What stories can you tell using the countdown story map? Let us know! View lots more stories at the storytelling with maps website.
Story maps are very popular. They combine web maps, text, and rich media content to create compelling applications that inform, educate, entertain, and inspire people about a variety of topics. Many story maps can be lumped into the “fun” category–stories about personal journeys, vacations, adventures, and sightseeing across the globe. Here’s an example: Skiing the Haute Route: Touring from Chamonix, France to Zermatt, Switzerland:
Over the years GIS has grown to cover a very broad horizon. It’s no longer the domain of specialized departments; instead it has become deeply woven into an organization’s fabric and extends to a very public and connected audience. The fact that we think differently today than in the past about how we use–and perhaps more importantly how we can use–GIS reminds us that we need to continue to evolve our skills in new directions, whether we’re seasoned GIS veterans, or simply trying to land that first job.
A recent e-mail from someone just beginning to to take their first steps into the GIS job market had me thinking about this again. They asked me whether they should take a course in Python to improve their GIS job prospects. Continue reading
I recently co-presented a session on GIS and the Smart Grid to a group of about 150 folks from the gas and electric utilities and the telecommunications businesses. We thought it might be interesting to have the groups come together since as more and more utilities implement Smart Grid (electric and gas), there will become greater interdependencies on one another. We further thought that this session would be a great opportunity for each company to tell us their current practices on sharing data, problems and issues. The premise was, of course, that since ArcGIS is a platform which facilitates sharing of information, that both groups could give us feedback on how best to facilitate collaboration. Much to our surprise, the groups do not have much collaboration at all. In fact, they hadn’t really considered it very seriously. When I probed them further, I asked, well how do you share information with each other? One utility guy, perhaps, half-jokingly said that he bought his friend from the phone company a beer and that’s when they shared information.
The biggest take away from this session was this: the discussion on this topic hasn’t really started. It should. Continue reading
Wiley Post was an accomplished American aviator, and the first to fly a fixed-wing aircraft around the globe in 1931, setting a record time of 8 days, 15 hours, and 51 minutes. Interestingly, the first around the world flight was made by Hugo Eckener in 1921, piloting the Graf Zeppelin and taking 21 days.

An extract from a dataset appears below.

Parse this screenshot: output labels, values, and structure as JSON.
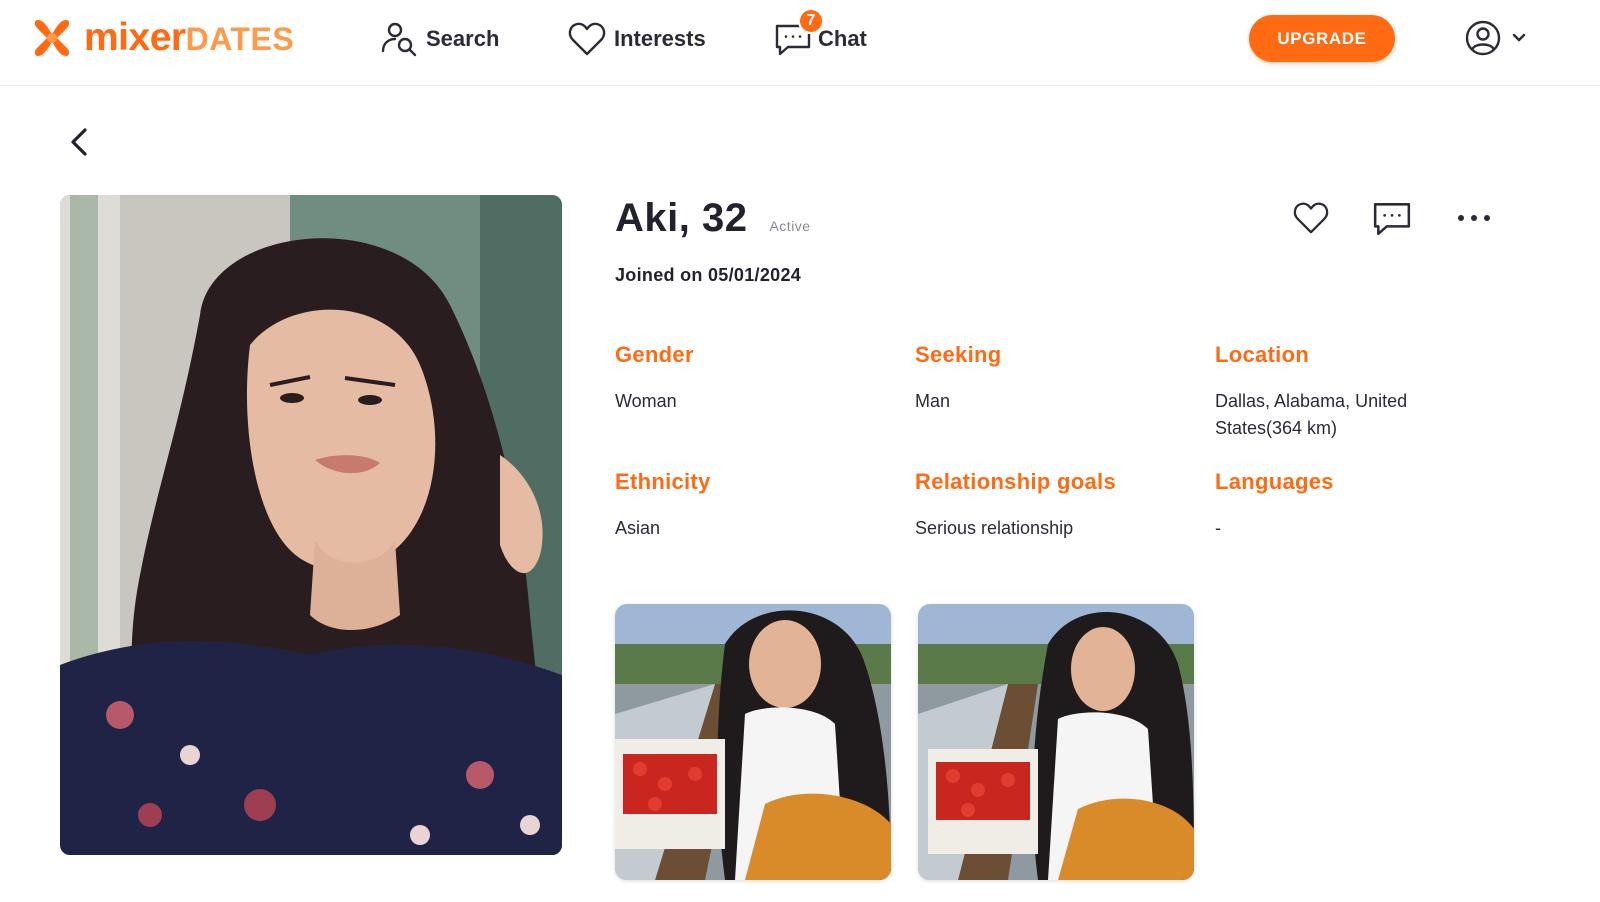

In 1933 Post repeated his flight, this time flying solo, and breaking his previous record with a time of 7 days, 18 hours, and 49 minutes. His plane, the Winnie May, is now on display at Smithsonian’s National Air and Space Museum.
Visit Storytelling with Maps to view more interesting story maps from Esri and the ArcGIS community.